- Opening Delimiter -

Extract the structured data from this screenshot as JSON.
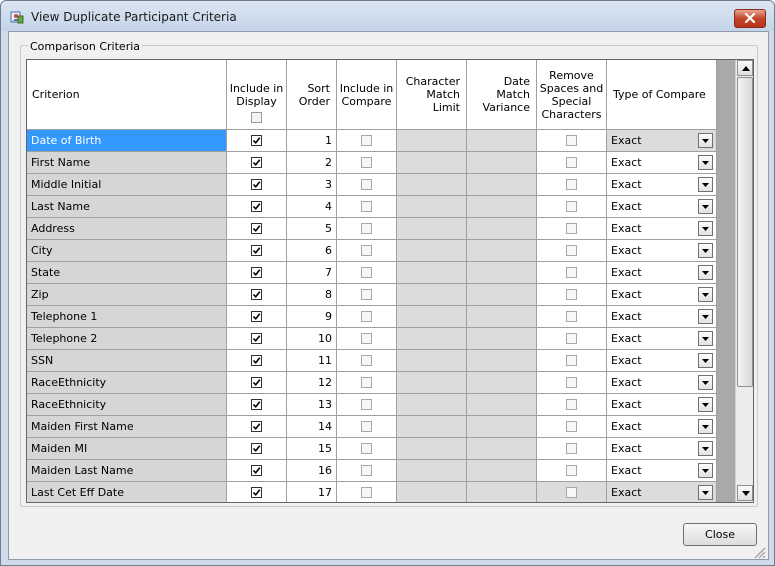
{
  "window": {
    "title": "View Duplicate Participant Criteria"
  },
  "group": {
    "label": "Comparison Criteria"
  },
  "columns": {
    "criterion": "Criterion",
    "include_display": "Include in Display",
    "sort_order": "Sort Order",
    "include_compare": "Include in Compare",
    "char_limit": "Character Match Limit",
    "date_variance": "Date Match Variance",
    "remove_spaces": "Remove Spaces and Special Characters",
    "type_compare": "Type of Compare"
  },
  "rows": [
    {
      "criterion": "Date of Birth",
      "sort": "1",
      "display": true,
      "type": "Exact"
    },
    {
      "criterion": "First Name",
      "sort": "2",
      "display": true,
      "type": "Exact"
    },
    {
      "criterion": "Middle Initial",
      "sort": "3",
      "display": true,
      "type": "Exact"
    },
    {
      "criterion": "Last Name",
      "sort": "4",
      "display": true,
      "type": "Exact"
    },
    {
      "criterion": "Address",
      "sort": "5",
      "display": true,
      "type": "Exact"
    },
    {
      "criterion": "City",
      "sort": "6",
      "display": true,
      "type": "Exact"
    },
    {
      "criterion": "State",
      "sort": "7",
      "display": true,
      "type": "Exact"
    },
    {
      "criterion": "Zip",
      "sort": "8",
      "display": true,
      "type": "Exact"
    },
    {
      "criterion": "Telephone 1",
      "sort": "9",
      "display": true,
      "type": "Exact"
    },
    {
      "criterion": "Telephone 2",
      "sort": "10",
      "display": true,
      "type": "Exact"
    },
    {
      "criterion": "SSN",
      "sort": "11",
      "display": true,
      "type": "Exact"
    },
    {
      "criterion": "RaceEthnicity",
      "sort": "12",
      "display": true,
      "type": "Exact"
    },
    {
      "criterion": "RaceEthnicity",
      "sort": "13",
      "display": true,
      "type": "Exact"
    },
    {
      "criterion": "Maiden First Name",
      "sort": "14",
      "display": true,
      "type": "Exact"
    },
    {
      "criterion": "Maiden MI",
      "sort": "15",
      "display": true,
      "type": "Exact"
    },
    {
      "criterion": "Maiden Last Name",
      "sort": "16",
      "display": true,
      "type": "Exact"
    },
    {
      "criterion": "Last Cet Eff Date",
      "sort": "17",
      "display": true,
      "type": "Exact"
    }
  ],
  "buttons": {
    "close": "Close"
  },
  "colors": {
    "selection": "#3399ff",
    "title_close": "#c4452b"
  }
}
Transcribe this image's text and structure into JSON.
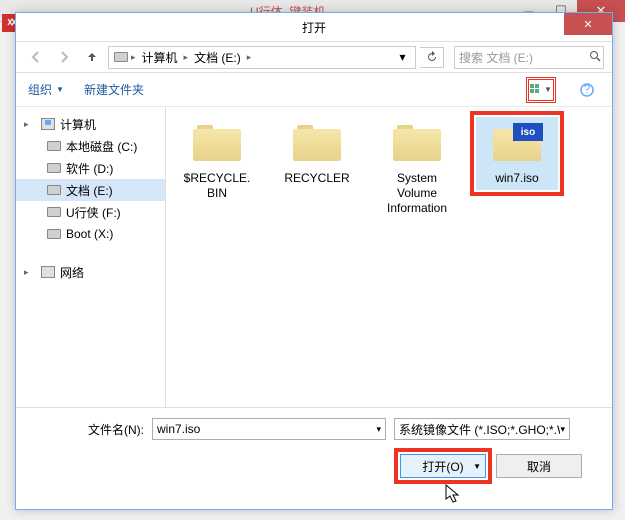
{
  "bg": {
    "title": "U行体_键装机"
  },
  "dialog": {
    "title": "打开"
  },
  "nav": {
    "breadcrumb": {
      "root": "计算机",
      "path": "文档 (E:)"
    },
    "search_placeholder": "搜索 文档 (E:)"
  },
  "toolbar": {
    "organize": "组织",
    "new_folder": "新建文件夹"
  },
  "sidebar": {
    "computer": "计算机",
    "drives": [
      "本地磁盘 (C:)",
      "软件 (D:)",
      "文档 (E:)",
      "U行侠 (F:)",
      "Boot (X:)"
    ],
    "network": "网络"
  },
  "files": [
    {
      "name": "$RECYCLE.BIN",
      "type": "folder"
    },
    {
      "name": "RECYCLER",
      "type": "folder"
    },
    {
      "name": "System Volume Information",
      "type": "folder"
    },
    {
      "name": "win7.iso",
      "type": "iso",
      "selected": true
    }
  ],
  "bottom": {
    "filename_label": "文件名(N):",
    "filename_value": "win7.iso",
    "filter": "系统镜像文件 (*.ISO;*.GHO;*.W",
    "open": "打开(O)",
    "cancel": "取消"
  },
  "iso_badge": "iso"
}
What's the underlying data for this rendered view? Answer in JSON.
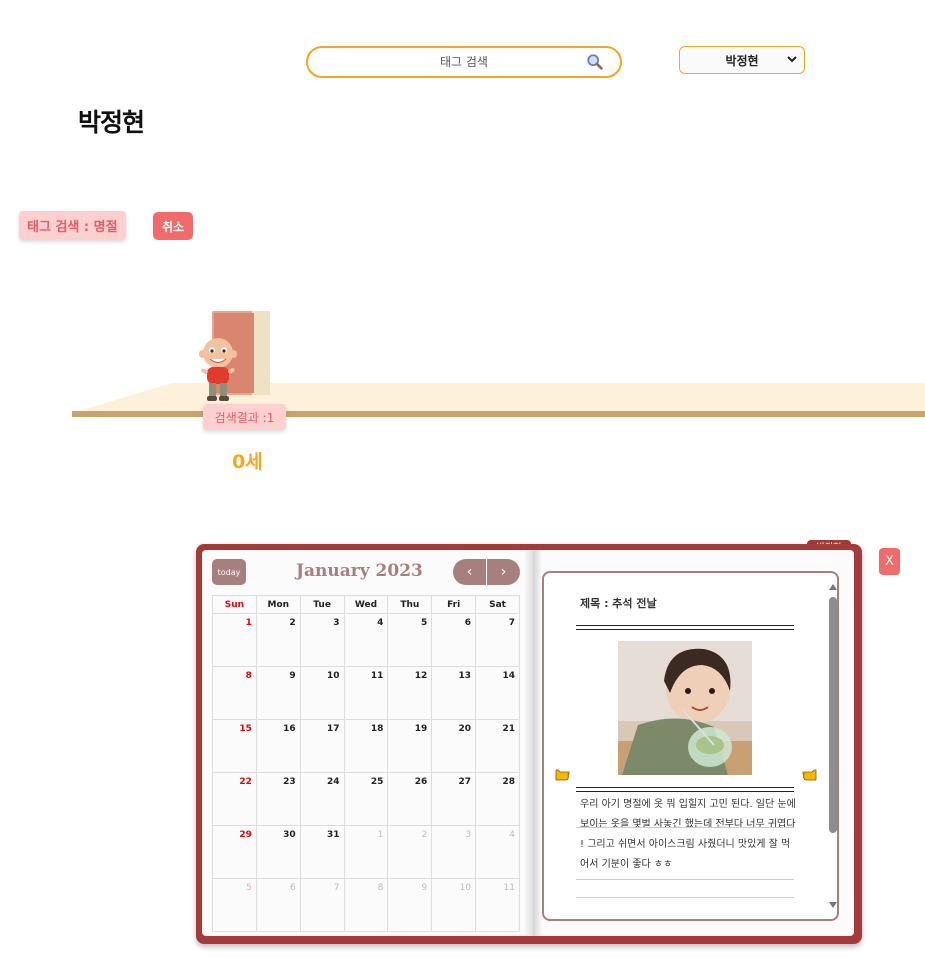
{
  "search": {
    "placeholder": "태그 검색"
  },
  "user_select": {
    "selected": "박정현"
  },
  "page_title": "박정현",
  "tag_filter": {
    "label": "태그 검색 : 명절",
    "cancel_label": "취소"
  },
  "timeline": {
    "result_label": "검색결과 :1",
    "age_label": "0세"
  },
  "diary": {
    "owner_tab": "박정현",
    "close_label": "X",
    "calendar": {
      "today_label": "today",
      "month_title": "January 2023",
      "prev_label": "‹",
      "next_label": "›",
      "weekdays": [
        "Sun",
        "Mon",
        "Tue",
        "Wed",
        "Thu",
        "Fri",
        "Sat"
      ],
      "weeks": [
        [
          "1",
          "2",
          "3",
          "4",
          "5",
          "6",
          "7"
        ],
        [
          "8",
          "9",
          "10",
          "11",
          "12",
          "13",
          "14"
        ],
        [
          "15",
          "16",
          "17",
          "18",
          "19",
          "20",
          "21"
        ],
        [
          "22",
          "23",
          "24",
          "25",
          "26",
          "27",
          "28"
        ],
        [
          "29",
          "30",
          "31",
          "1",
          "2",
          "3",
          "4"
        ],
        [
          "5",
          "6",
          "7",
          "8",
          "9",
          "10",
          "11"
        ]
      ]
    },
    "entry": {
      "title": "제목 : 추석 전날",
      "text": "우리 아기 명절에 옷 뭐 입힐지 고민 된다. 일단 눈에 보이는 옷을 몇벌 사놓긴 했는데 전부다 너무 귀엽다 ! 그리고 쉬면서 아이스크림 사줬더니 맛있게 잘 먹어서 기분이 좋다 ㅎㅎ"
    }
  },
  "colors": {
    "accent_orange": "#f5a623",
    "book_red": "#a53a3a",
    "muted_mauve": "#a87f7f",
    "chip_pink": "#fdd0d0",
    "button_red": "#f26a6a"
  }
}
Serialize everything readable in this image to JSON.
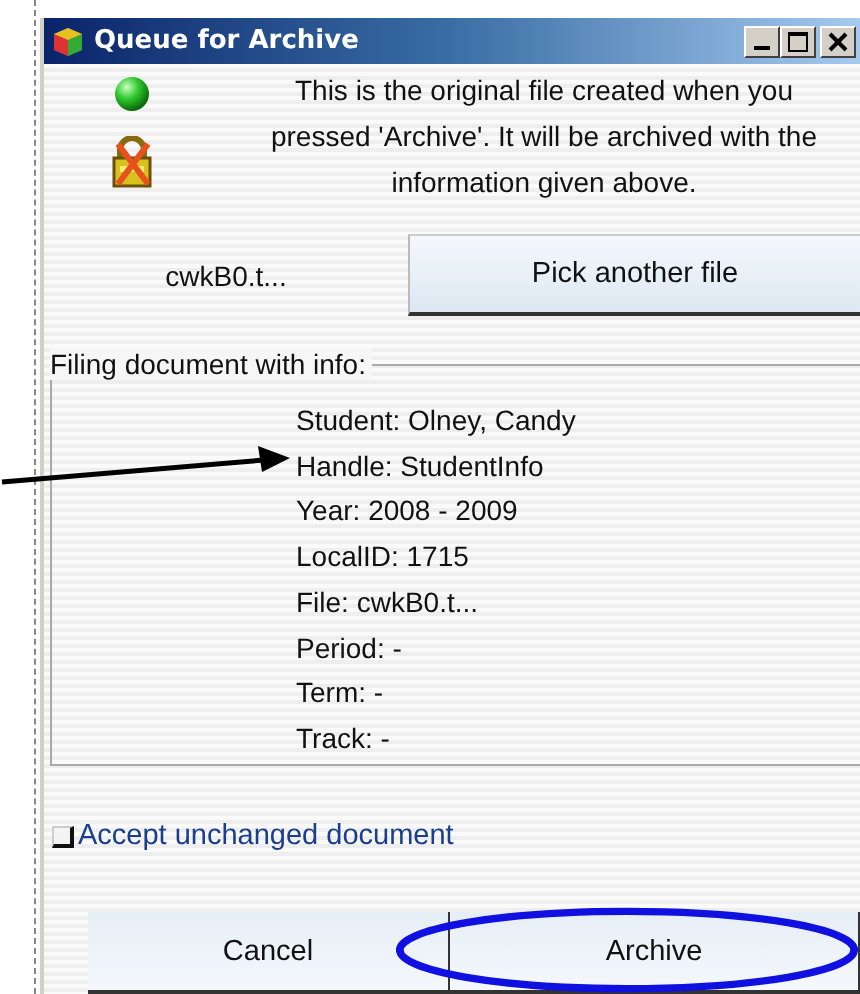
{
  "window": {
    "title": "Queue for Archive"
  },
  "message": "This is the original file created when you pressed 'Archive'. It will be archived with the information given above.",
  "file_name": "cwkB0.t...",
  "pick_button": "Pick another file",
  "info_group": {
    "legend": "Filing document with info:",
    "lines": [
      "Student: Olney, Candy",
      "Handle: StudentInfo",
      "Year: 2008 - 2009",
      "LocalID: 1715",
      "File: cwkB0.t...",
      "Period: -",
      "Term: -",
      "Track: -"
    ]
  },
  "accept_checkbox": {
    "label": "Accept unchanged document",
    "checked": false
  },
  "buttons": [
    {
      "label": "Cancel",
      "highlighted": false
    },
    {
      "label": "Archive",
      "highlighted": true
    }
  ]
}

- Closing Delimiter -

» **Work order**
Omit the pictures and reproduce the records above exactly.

» **Answer for the task**
Extract the structured data from this screenshot as JSON.
{
  "window": {
    "title": "View Duplicate Participant Criteria"
  },
  "group": {
    "label": "Comparison Criteria"
  },
  "columns": {
    "criterion": "Criterion",
    "include_display": "Include in Display",
    "sort_order": "Sort Order",
    "include_compare": "Include in Compare",
    "char_limit": "Character Match Limit",
    "date_variance": "Date Match Variance",
    "remove_spaces": "Remove Spaces and Special Characters",
    "type_compare": "Type of Compare"
  },
  "rows": [
    {
      "criterion": "Date of Birth",
      "sort": "1",
      "display": true,
      "type": "Exact"
    },
    {
      "criterion": "First Name",
      "sort": "2",
      "display": true,
      "type": "Exact"
    },
    {
      "criterion": "Middle Initial",
      "sort": "3",
      "display": true,
      "type": "Exact"
    },
    {
      "criterion": "Last Name",
      "sort": "4",
      "display": true,
      "type": "Exact"
    },
    {
      "criterion": "Address",
      "sort": "5",
      "display": true,
      "type": "Exact"
    },
    {
      "criterion": "City",
      "sort": "6",
      "display": true,
      "type": "Exact"
    },
    {
      "criterion": "State",
      "sort": "7",
      "display": true,
      "type": "Exact"
    },
    {
      "criterion": "Zip",
      "sort": "8",
      "display": true,
      "type": "Exact"
    },
    {
      "criterion": "Telephone 1",
      "sort": "9",
      "display": true,
      "type": "Exact"
    },
    {
      "criterion": "Telephone 2",
      "sort": "10",
      "display": true,
      "type": "Exact"
    },
    {
      "criterion": "SSN",
      "sort": "11",
      "display": true,
      "type": "Exact"
    },
    {
      "criterion": "RaceEthnicity",
      "sort": "12",
      "display": true,
      "type": "Exact"
    },
    {
      "criterion": "RaceEthnicity",
      "sort": "13",
      "display": true,
      "type": "Exact"
    },
    {
      "criterion": "Maiden First Name",
      "sort": "14",
      "display": true,
      "type": "Exact"
    },
    {
      "criterion": "Maiden MI",
      "sort": "15",
      "display": true,
      "type": "Exact"
    },
    {
      "criterion": "Maiden Last Name",
      "sort": "16",
      "display": true,
      "type": "Exact"
    },
    {
      "criterion": "Last Cet Eff Date",
      "sort": "17",
      "display": true,
      "type": "Exact"
    }
  ],
  "buttons": {
    "close": "Close"
  },
  "colors": {
    "selection": "#3399ff",
    "title_close": "#c4452b"
  }
}
Transcribe this image's text and structure into JSON.
{
  "bg": {
    "title": "U行体_键装机"
  },
  "dialog": {
    "title": "打开"
  },
  "nav": {
    "breadcrumb": {
      "root": "计算机",
      "path": "文档 (E:)"
    },
    "search_placeholder": "搜索 文档 (E:)"
  },
  "toolbar": {
    "organize": "组织",
    "new_folder": "新建文件夹"
  },
  "sidebar": {
    "computer": "计算机",
    "drives": [
      "本地磁盘 (C:)",
      "软件 (D:)",
      "文档 (E:)",
      "U行侠 (F:)",
      "Boot (X:)"
    ],
    "network": "网络"
  },
  "files": [
    {
      "name": "$RECYCLE.BIN",
      "type": "folder"
    },
    {
      "name": "RECYCLER",
      "type": "folder"
    },
    {
      "name": "System Volume Information",
      "type": "folder"
    },
    {
      "name": "win7.iso",
      "type": "iso",
      "selected": true
    }
  ],
  "bottom": {
    "filename_label": "文件名(N):",
    "filename_value": "win7.iso",
    "filter": "系统镜像文件 (*.ISO;*.GHO;*.W",
    "open": "打开(O)",
    "cancel": "取消"
  },
  "iso_badge": "iso"
}
What's the underlying data for this rendered view? Answer in JSON.
{
  "search": {
    "placeholder": "태그 검색"
  },
  "user_select": {
    "selected": "박정현"
  },
  "page_title": "박정현",
  "tag_filter": {
    "label": "태그 검색 : 명절",
    "cancel_label": "취소"
  },
  "timeline": {
    "result_label": "검색결과 :1",
    "age_label": "0세"
  },
  "diary": {
    "owner_tab": "박정현",
    "close_label": "X",
    "calendar": {
      "today_label": "today",
      "month_title": "January 2023",
      "prev_label": "‹",
      "next_label": "›",
      "weekdays": [
        "Sun",
        "Mon",
        "Tue",
        "Wed",
        "Thu",
        "Fri",
        "Sat"
      ],
      "weeks": [
        [
          "1",
          "2",
          "3",
          "4",
          "5",
          "6",
          "7"
        ],
        [
          "8",
          "9",
          "10",
          "11",
          "12",
          "13",
          "14"
        ],
        [
          "15",
          "16",
          "17",
          "18",
          "19",
          "20",
          "21"
        ],
        [
          "22",
          "23",
          "24",
          "25",
          "26",
          "27",
          "28"
        ],
        [
          "29",
          "30",
          "31",
          "1",
          "2",
          "3",
          "4"
        ],
        [
          "5",
          "6",
          "7",
          "8",
          "9",
          "10",
          "11"
        ]
      ]
    },
    "entry": {
      "title": "제목 : 추석 전날",
      "text": "우리 아기 명절에 옷 뭐 입힐지 고민 된다. 일단 눈에 보이는 옷을 몇벌 사놓긴 했는데 전부다 너무 귀엽다 ! 그리고 쉬면서 아이스크림 사줬더니 맛있게 잘 먹어서 기분이 좋다 ㅎㅎ"
    }
  },
  "colors": {
    "accent_orange": "#f5a623",
    "book_red": "#a53a3a",
    "muted_mauve": "#a87f7f",
    "chip_pink": "#fdd0d0",
    "button_red": "#f26a6a"
  }
}
Serialize everything readable in this image to JSON.
{
  "window": {
    "title": "Queue for Archive"
  },
  "message": "This is the original file created when you pressed 'Archive'. It will be archived with the information given above.",
  "file_name": "cwkB0.t...",
  "pick_button": "Pick another file",
  "info_group": {
    "legend": "Filing document with info:",
    "lines": [
      "Student: Olney, Candy",
      "Handle: StudentInfo",
      "Year: 2008 - 2009",
      "LocalID: 1715",
      "File: cwkB0.t...",
      "Period: -",
      "Term: -",
      "Track: -"
    ]
  },
  "accept_checkbox": {
    "label": "Accept unchanged document",
    "checked": false
  },
  "buttons": [
    {
      "label": "Cancel",
      "highlighted": false
    },
    {
      "label": "Archive",
      "highlighted": true
    }
  ]
}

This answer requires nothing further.